3. Because I make only Roth contributions to my 401(k) plan, my employer’s matching contributions are also Roth contributions.

Employer 401(k) matching contributions are always pretax–whether they match your pretax or Roth contributions. That is, those matching contributions, and any associated earnings, will always be subject to income tax when you receive them from the plan. You can, however, convert your employer’s matching contributions to Roth contributions if your plan allows. If you do, they’ll be subject to income tax in the year of the conversion, but future qualified distributions of those amounts (and any earnings) will be tax free.

4. I contribute to my 401(k) plan at work, so I can’t contribute to an IRA.

Your contributions to a 401(k) plan have no effect on your ability to contribute to a traditional or Roth IRA. However, your (or your spouse’s) participation in a 401(k) plan may adversely impact your ability to deduct contributions to a traditional IRA, depending on your joint income.

5. I have two jobs, both with 401(k)s. I can defer up to $18,000 to each plan.

Unfortunately, this is not the case. You can defer a maximum of $18,000 in 2015, plus catch-up contributions if you’re eligible, to all your employer plans (this includes 401(k)s, 403(b)s, SARSEPs, and SIMPLE plans). If you contribute to more than one plan, you’re generally responsible for making sure you don’t exceed these limits. Note that 457(b) plans are not included in this list. If you’re lucky enough to participate in a 401(k) plan and a 457(b) plan you may be able to defer up to $36,000 (a maximum of $18,000 to each plan) in 2015, plus catch-up contributions.

6. I’m moving to a state with no income tax. I’ve heard my former state can still tax my 401(k) benefits when I retire.

While this was true many years ago, it’s no longer the case. States are now prohibited from taxing 401(k) (and most other) retirement benefits paid to nonresidents. As a result, only the state in which you reside (or are domiciled) can tax those benefits. In general, your residence is the place where you actually live.
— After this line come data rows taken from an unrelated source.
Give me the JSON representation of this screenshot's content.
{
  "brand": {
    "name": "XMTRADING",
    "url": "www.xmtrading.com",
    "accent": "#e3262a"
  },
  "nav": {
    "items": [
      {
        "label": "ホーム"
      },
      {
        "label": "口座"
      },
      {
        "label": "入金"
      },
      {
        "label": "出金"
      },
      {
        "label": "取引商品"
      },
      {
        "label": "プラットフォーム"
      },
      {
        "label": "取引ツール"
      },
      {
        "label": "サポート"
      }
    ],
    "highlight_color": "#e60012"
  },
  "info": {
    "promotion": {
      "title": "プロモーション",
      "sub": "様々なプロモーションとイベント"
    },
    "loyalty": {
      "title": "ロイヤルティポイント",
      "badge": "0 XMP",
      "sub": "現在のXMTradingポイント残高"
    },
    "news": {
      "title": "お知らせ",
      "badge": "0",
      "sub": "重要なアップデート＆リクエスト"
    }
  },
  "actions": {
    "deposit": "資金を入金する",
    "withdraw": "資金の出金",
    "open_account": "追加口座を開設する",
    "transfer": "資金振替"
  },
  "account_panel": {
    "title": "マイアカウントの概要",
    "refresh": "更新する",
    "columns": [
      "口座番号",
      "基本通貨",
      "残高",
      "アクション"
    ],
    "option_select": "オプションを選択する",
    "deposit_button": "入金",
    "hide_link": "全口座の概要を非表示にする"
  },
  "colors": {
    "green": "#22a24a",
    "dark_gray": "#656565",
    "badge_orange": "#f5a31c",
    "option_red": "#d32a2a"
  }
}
Your domicile is your permanent legal residence; even if you don’t currently live there, you have an intent to return and remain there.

Important Disclosure